"We are sincerely grateful to Neil and his family for this wonderful gift that will significantly benefit the Law School at a transformative time in legal education," said Northwestern President Morton Schapiro. "It’s a major commitment that will lend critical support to the Law School’s bold leadership, innovative programs and distinctive scholarship in American jurisprudence."

 

Bluhm, president of JMB Realty Corporation, has had a long history of giving to Northwestern. A Northwestern National Trustee from 1986 to 2008 and a Life Trustee since 2008, Bluhm received Northwestern’s Alumni Medal in 2009, the highest honor an alumnus can receive from the University.

 

Visit the Northwestern News Center for the full story.

Northwestern University has received 33,200 applications for the Class of 2018 — setting a new record and illustrating the University’s growing appeal.

 

With this year’s 1.3 percent increase over last year, freshman applications have been on the rise at Northwestern for 11 years in a row.

 

Applications have risen by more than 10,000 since 2007, when the University admitted 27 percent of all applicants. The growth in applications typically results in lower acceptance rates. Northwestern received 32,772 applications for the Class of 2017, with an acceptance rate of only 13.9 percent — down by almost half since 2007.

 

The University increasingly is being recognized nationally and internationally for the excellence of its students, the highly diverse education offered inside and outside the classroom, leading faculty research regularly covered in the news and a popular president, Morton Schapiro, who is well known for his expertise in the economics of higher education.

 

"We’re doing an excellent job of raising our visibility across the nation and the world," said Michael Mills, associate provost for University enrollment, "through outreach by staff, student volunteers and faculty, and the president through his international travel."

 

Visit the Northwestern News Center for the full story.

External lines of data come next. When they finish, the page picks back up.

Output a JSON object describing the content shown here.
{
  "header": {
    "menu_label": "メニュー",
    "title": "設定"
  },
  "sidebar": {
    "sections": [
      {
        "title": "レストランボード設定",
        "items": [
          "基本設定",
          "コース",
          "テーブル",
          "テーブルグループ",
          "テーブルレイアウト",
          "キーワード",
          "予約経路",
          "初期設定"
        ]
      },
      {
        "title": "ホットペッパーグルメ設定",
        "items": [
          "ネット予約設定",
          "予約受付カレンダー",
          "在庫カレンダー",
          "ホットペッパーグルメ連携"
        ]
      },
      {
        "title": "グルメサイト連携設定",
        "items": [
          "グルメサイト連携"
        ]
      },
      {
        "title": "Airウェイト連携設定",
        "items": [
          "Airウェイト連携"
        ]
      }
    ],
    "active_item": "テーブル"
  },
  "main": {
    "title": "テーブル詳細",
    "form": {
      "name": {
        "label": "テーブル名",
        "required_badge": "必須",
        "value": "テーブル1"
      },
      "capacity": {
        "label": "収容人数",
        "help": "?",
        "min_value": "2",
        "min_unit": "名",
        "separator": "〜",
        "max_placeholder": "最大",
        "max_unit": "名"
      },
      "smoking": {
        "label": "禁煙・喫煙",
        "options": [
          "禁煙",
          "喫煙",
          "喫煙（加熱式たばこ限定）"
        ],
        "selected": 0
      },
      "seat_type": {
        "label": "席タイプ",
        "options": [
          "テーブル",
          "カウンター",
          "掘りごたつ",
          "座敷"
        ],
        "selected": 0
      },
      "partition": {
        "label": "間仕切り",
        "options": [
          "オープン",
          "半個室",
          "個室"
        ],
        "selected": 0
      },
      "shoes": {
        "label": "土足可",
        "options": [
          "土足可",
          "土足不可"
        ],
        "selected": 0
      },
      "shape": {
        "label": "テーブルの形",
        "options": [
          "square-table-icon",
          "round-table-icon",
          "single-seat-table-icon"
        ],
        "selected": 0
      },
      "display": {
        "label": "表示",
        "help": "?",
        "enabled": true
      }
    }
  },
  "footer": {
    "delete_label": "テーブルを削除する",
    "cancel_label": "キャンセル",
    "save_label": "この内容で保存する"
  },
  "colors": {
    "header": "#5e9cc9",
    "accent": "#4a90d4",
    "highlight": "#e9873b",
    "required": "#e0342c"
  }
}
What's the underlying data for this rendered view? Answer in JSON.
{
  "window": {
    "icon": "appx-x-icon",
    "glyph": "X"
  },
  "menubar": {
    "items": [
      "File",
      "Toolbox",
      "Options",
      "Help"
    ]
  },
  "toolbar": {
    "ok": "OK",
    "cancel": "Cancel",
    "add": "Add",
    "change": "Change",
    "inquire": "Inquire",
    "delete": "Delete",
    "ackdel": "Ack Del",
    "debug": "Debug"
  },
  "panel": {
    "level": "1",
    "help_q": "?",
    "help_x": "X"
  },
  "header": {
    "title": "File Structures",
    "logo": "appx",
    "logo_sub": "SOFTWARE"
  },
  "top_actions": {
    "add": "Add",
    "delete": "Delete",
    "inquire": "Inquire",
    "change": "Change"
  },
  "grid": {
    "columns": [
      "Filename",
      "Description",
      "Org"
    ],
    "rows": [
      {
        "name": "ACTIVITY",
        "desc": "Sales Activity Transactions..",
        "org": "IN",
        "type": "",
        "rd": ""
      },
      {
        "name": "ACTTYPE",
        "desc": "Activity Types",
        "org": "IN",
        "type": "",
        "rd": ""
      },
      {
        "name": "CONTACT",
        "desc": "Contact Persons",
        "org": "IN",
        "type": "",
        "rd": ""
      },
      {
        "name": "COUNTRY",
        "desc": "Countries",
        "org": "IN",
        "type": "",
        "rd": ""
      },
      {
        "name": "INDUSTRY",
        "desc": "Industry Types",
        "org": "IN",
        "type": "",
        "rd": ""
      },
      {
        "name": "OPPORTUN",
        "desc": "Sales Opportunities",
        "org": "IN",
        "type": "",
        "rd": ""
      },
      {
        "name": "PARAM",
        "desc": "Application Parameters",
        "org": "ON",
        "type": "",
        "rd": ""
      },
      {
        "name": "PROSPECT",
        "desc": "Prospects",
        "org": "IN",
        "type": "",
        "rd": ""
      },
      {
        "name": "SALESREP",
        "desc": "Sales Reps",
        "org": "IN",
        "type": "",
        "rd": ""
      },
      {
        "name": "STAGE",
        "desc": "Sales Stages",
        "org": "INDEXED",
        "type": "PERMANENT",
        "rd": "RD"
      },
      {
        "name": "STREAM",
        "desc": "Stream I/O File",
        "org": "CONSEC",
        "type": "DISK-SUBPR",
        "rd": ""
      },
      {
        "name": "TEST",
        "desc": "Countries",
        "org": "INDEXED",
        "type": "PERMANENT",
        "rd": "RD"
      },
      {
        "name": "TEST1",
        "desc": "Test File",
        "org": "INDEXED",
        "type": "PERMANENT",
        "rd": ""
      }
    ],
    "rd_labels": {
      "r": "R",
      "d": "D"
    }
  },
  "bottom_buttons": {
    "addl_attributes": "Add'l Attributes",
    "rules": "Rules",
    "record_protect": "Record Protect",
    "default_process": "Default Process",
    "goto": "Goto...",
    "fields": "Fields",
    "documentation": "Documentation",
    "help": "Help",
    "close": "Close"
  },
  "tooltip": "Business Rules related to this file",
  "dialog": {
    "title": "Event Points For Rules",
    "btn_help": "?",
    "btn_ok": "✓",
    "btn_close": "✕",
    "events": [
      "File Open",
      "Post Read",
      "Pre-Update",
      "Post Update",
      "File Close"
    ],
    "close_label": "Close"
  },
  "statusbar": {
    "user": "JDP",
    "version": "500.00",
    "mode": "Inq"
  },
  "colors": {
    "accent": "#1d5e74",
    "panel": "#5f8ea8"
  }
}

The Northwestern University Feinberg School of Medicine publication The Institutes at Northwestern Medicine was selected Jan. 10 as recipient of the Award for Excellence in Publications by the Association of American Medical Colleges.

 

The award, which will be presented in March at AAMC’s Group on Institutional Advancement National Professional Development Conference, recognizes exemplary work and contributions made in advancing medicine, research, and education in academic medical centers.

 

Visit the AAMC website for full details on the GIA Awards for Excellence.>>

Carolyn Burrows Matalene (WCAS63) talks about organizing Northwestern's second symposium, filled with world-class speakers.